**WHAT YOU HAVE TO DO**
Exact copies of all the lines below are required.

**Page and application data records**

◇ ◇ ◇ ◇ ◇ ◇ ◇

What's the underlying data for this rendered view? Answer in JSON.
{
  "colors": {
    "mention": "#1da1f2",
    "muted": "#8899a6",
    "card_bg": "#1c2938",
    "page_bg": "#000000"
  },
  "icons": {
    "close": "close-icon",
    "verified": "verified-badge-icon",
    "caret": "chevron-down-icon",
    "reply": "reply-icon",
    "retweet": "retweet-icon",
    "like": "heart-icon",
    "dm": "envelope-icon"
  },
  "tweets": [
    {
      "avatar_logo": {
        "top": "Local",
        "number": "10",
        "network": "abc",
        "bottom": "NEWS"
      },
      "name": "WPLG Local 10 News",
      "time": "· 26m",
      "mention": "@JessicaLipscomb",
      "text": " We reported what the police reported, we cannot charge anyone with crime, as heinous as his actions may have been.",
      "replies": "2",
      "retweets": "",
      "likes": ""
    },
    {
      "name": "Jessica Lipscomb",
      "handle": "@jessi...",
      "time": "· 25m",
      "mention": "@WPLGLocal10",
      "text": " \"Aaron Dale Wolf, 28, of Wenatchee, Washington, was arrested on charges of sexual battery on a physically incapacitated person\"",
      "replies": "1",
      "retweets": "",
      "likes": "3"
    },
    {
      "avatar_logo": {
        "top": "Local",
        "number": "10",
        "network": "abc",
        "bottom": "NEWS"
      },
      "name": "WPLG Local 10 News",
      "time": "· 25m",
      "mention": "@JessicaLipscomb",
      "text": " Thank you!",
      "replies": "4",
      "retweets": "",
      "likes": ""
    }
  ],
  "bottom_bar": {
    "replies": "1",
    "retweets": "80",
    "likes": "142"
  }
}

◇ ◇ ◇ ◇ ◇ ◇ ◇

**SOLUTION TO THE PROBLEM**
What's the underlying data for this rendered view? Answer in JSON.
{
  "colors": {
    "mention": "#1da1f2",
    "muted": "#8899a6",
    "card_bg": "#1c2938",
    "page_bg": "#000000"
  },
  "icons": {
    "close": "close-icon",
    "verified": "verified-badge-icon",
    "caret": "chevron-down-icon",
    "reply": "reply-icon",
    "retweet": "retweet-icon",
    "like": "heart-icon",
    "dm": "envelope-icon"
  },
  "tweets": [
    {
      "avatar_logo": {
        "top": "Local",
        "number": "10",
        "network": "abc",
        "bottom": "NEWS"
      },
      "name": "WPLG Local 10 News",
      "time": "· 26m",
      "mention": "@JessicaLipscomb",
      "text": " We reported what the police reported, we cannot charge anyone with crime, as heinous as his actions may have been.",
      "replies": "2",
      "retweets": "",
      "likes": ""
    },
    {
      "name": "Jessica Lipscomb",
      "handle": "@jessi...",
      "time": "· 25m",
      "mention": "@WPLGLocal10",
      "text": " \"Aaron Dale Wolf, 28, of Wenatchee, Washington, was arrested on charges of sexual battery on a physically incapacitated person\"",
      "replies": "1",
      "retweets": "",
      "likes": "3"
    },
    {
      "avatar_logo": {
        "top": "Local",
        "number": "10",
        "network": "abc",
        "bottom": "NEWS"
      },
      "name": "WPLG Local 10 News",
      "time": "· 25m",
      "mention": "@JessicaLipscomb",
      "text": " Thank you!",
      "replies": "4",
      "retweets": "",
      "likes": ""
    }
  ],
  "bottom_bar": {
    "replies": "1",
    "retweets": "80",
    "likes": "142"
  }
}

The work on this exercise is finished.